Low points don’t get much lower than what we got in vol. 10 of this series. Just about everything that could go wrong for the good guys in this series did, leaving them either dead or out of favor with the new government. Then we left off with the premise of the series being partly upended by having a man become shogun again. Where the hell is mangaka Fumi Yoshinaga going to take things from here? In the end, she manages to defy expectations by making things simultaneously better and worse for everyone in the series. Though I’m certainly rooting for the members of the cast looking to find a cure for the redface pox, I’m also left fearing that Yoshinaga has done too good a job in creating a villain for this part of the story.
Even though the shogun is the ostensible head of the government, Ienari Tokugawa is only a figurehead for the real power behind the throne. That would be his mother, Harusada Tokugawa, and oh boy is she a piece of work. Believing that the male mind is inferior and weak, she utilizes her son as a breeding stud in the inner chambers, fathering more heirs than the treasury can reasonably support. She also double-crosses a good portion of the officials who helped her seize power from Lady Tanuma, which only serves to consolidate her power even more.
What does she do with all this power? Why she indulges herself to the hilt, that’s what. Not only does Harusada renege on many of the promises she made to those who abetted her rise, but she also takes joy in pitting the many families of Ienari’s heirs against each other. Mind you, this is also while the woman is weeding out the heirs she doesn’t like. We also find out that, through a proxy, she was also involved in some of the more reprehensible acts of the past couple of volumes.
While Yoshinaga does give us a flashback to Harusada’s youth to show that maybe some of her actions were a necessary defense with growing up in a branch of the cutthroat Tokugawa family, the vast majority of her actions paint her as a villain of the blackest kind. Caring not for the will of the people, and seeking power only for its own sake, she’d fit right in with most of the Republican candidates right now. In their defense, you could mash together Donald Trump and Ted Cruz and still not have someone as vile as Harusada. ...But don’t quote me on that.
Getting me to hate a fictional character like this is commendable, but it also raises another problem. You see, in building up Harusada as a big bad Yoshinaga creates the feeling that she has to be dealt with in some way. The woman’s actions are too monstrous for her to simply be written out of the narrative -- she has to receive some kind of comeuppance! Yes, I realize that people in power like her tend to weasel out of genuine punishment in real life. Which is a good thing that we’re dealing in fiction here! This way Harusada can be made to account for her actions. Even if the main characters don’t get to see it, we readers can take joy in seeing her suffer for her actions.

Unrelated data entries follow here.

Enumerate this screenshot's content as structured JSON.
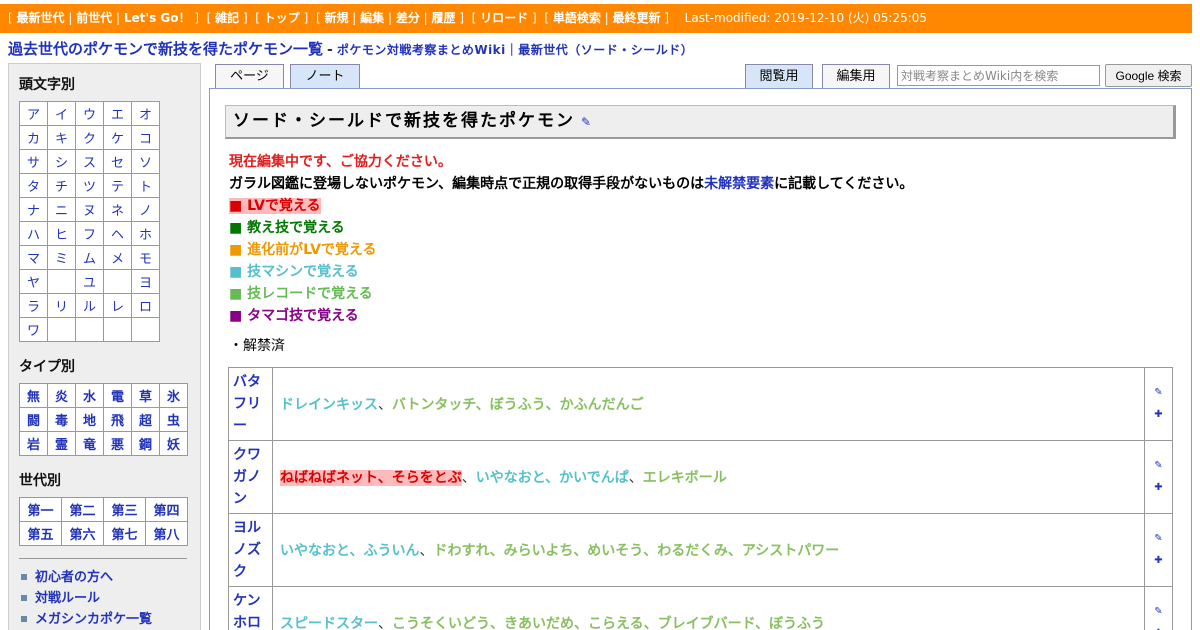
{
  "topbar": {
    "groups": [
      [
        "最新世代",
        "前世代",
        "Let's Go！"
      ],
      [
        "雑記"
      ],
      [
        "トップ"
      ],
      [
        "新規",
        "編集",
        "差分",
        "履歴"
      ],
      [
        "リロード"
      ],
      [
        "単語検索",
        "最終更新"
      ]
    ],
    "last_modified": "Last-modified: 2019-12-10 (火) 05:25:05"
  },
  "page_title": {
    "main": "過去世代のポケモンで新技を得たポケモン一覧",
    "dash": "-",
    "sub": "ポケモン対戦考察まとめWiki｜最新世代（ソード・シールド）"
  },
  "sidebar": {
    "kana_heading": "頭文字別",
    "kana": [
      [
        "ア",
        "イ",
        "ウ",
        "エ",
        "オ"
      ],
      [
        "カ",
        "キ",
        "ク",
        "ケ",
        "コ"
      ],
      [
        "サ",
        "シ",
        "ス",
        "セ",
        "ソ"
      ],
      [
        "タ",
        "チ",
        "ツ",
        "テ",
        "ト"
      ],
      [
        "ナ",
        "ニ",
        "ヌ",
        "ネ",
        "ノ"
      ],
      [
        "ハ",
        "ヒ",
        "フ",
        "ヘ",
        "ホ"
      ],
      [
        "マ",
        "ミ",
        "ム",
        "メ",
        "モ"
      ],
      [
        "ヤ",
        "",
        "ユ",
        "",
        "ヨ"
      ],
      [
        "ラ",
        "リ",
        "ル",
        "レ",
        "ロ"
      ],
      [
        "ワ",
        "",
        "",
        "",
        ""
      ]
    ],
    "type_heading": "タイプ別",
    "types": [
      [
        "無",
        "炎",
        "水",
        "電",
        "草",
        "氷"
      ],
      [
        "闘",
        "毒",
        "地",
        "飛",
        "超",
        "虫"
      ],
      [
        "岩",
        "霊",
        "竜",
        "悪",
        "鋼",
        "妖"
      ]
    ],
    "gen_heading": "世代別",
    "gens": [
      [
        "第一",
        "第二",
        "第三",
        "第四"
      ],
      [
        "第五",
        "第六",
        "第七",
        "第八"
      ]
    ],
    "links": [
      "初心者の方へ",
      "対戦ルール",
      "メガシンカポケ一覧"
    ]
  },
  "tabs": {
    "page": "ページ",
    "note": "ノート",
    "view": "閲覧用",
    "edit": "編集用"
  },
  "search": {
    "placeholder": "対戦考察まとめWiki内を検索",
    "button": "Google 検索"
  },
  "content": {
    "heading": "ソード・シールドで新技を得たポケモン",
    "edit_icon": "pencil-icon",
    "notice": "現在編集中です、ご協力ください。",
    "instruction_pre": "ガラル図鑑に登場しないポケモン、編集時点で正規の取得手段がないものは",
    "instruction_link": "未解禁要素",
    "instruction_post": "に記載してください。",
    "legend": [
      {
        "key": "lv",
        "text": "■ LVで覚える"
      },
      {
        "key": "tutor",
        "text": "■ 教え技で覚える"
      },
      {
        "key": "evo",
        "text": "■ 進化前がLVで覚える"
      },
      {
        "key": "tm",
        "text": "■ 技マシンで覚える"
      },
      {
        "key": "tr",
        "text": "■ 技レコードで覚える"
      },
      {
        "key": "egg",
        "text": "■ タマゴ技で覚える"
      }
    ],
    "subnote": "・解禁済"
  },
  "colors": {
    "topbar": "#ff8800",
    "link": "#2233bb",
    "lv": "#dd0000",
    "tutor": "#007700",
    "evo": "#ee9900",
    "tm": "#55c0cc",
    "tr": "#88c060",
    "egg": "#880088"
  },
  "table": {
    "rows": [
      {
        "name": "バタフリー",
        "moves": [
          {
            "t": "tm",
            "text": "ドレインキッス"
          },
          {
            "t": "tr",
            "text": "バトンタッチ、ぼうふう、かふんだんご"
          }
        ]
      },
      {
        "name": "クワガノン",
        "moves": [
          {
            "t": "lv",
            "text": "ねばねばネット、そらをとぶ"
          },
          {
            "t": "tm",
            "text": "いやなおと、かいでんぱ"
          },
          {
            "t": "tr",
            "text": "エレキボール"
          }
        ]
      },
      {
        "name": "ヨルノズク",
        "moves": [
          {
            "t": "tm",
            "text": "いやなおと、ふういん"
          },
          {
            "t": "tr",
            "text": "ドわすれ、みらいよち、めいそう、わるだくみ、アシストパワー"
          }
        ]
      },
      {
        "name": "ケンホロウ",
        "moves": [
          {
            "t": "tm",
            "text": "スピードスター"
          },
          {
            "t": "tr",
            "text": "こうそくいどう、きあいだめ、こらえる、ブレイブバード、ぼうふう"
          }
        ]
      }
    ],
    "row_icons": [
      "pencil-icon",
      "plus-icon"
    ]
  }
}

I realize that it’s not real classy to demand such a thing of a creator, but that’s the expectation Yoshinaga has created with me in her buildup of Harusada. It also won’t be enough to subject her to the kind of beatdown, dismemberment, and devouring that made Shira’s death so satisfying in “Blade of the Immortal.” No, Harusada still has to die, and she has to die knowing that she made all the wrong choices in her life. I’m probably setting myself up for disappointment here, too. Yet that’s how this volume has made me feel.
Fortunately vol. 11 isn’t entirely about Harusada being really, really eeeeeeeevilllllll. We also get to see the students of Aonuma who were expelled from the inner chambers continue their mentor’s pursuit of a cure for the redface pox. Of particular interest is the odd couple relationship between Kuroki and Ihei that kicks off the volume. It makes for good fun, even though we lose it once the former goes off on a quest through the countryside for a cure. Less fun but just as interesting is in seeing Ienari come to grips with his mother’s domineering nature. Though he starts out clearly under her thumb, the man eventually finds the courage and backbone to pursue a cure for the redface pox by mending a few bridges. In person, even.
Between the renewed hope for a redface pox cure and the rise of Harusada as a big bad, “Ooku” feels like it’s heading towards endgame territory. In another volume or two, we could see a cure, Harusada dealt with, and the re-establishment of the matriarchy in Japan with another female shogun. That’s the way things seem to be heading towards; though, Yoshinaga may have additional plans for exploring this fascinating world she has created. If she wants to explore them, then I’d be happy to follow her for as long as she wants. Except, we could stand to see some antagonists who are just that instead of thoroughly, utterly, and completely detestable villains like Harusada. Just a thought.